# WHAT IS NEEDED
Output the data below in full, byte for byte. Nothing may differ.

# GIVEN INFORMATION
========
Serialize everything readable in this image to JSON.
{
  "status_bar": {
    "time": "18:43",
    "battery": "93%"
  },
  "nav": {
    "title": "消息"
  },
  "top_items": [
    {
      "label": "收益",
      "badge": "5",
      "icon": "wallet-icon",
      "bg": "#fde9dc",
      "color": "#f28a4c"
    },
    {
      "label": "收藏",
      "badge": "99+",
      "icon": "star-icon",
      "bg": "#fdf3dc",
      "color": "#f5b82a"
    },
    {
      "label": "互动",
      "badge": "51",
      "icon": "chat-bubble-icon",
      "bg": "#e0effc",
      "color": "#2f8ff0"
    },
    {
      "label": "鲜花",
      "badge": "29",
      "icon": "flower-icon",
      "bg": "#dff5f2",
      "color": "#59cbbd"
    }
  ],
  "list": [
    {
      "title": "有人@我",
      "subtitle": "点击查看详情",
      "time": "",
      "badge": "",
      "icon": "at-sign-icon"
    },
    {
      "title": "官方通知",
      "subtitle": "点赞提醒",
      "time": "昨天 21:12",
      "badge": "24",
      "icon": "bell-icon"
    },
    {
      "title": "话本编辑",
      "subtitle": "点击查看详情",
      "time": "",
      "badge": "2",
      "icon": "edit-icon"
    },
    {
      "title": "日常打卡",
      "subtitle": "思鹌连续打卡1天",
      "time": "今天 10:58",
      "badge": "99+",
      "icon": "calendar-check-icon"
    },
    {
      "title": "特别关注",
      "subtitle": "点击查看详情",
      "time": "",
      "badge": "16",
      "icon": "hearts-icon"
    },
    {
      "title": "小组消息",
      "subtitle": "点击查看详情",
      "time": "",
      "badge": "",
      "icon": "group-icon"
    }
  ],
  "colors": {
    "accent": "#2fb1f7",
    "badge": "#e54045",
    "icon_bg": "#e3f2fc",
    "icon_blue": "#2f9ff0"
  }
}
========
# ANSWER FOR THE TASK
Serialize everything readable in this image to JSON.
{
  "status_bar": {
    "time": "18:43",
    "battery": "93%"
  },
  "nav": {
    "title": "消息"
  },
  "top_items": [
    {
      "label": "收益",
      "badge": "5",
      "icon": "wallet-icon",
      "bg": "#fde9dc",
      "color": "#f28a4c"
    },
    {
      "label": "收藏",
      "badge": "99+",
      "icon": "star-icon",
      "bg": "#fdf3dc",
      "color": "#f5b82a"
    },
    {
      "label": "互动",
      "badge": "51",
      "icon": "chat-bubble-icon",
      "bg": "#e0effc",
      "color": "#2f8ff0"
    },
    {
      "label": "鲜花",
      "badge": "29",
      "icon": "flower-icon",
      "bg": "#dff5f2",
      "color": "#59cbbd"
    }
  ],
  "list": [
    {
      "title": "有人@我",
      "subtitle": "点击查看详情",
      "time": "",
      "badge": "",
      "icon": "at-sign-icon"
    },
    {
      "title": "官方通知",
      "subtitle": "点赞提醒",
      "time": "昨天 21:12",
      "badge": "24",
      "icon": "bell-icon"
    },
    {
      "title": "话本编辑",
      "subtitle": "点击查看详情",
      "time": "",
      "badge": "2",
      "icon": "edit-icon"
    },
    {
      "title": "日常打卡",
      "subtitle": "思鹌连续打卡1天",
      "time": "今天 10:58",
      "badge": "99+",
      "icon": "calendar-check-icon"
    },
    {
      "title": "特别关注",
      "subtitle": "点击查看详情",
      "time": "",
      "badge": "16",
      "icon": "hearts-icon"
    },
    {
      "title": "小组消息",
      "subtitle": "点击查看详情",
      "time": "",
      "badge": "",
      "icon": "group-icon"
    }
  ],
  "colors": {
    "accent": "#2fb1f7",
    "badge": "#e54045",
    "icon_bg": "#e3f2fc",
    "icon_blue": "#2f9ff0"
  }
}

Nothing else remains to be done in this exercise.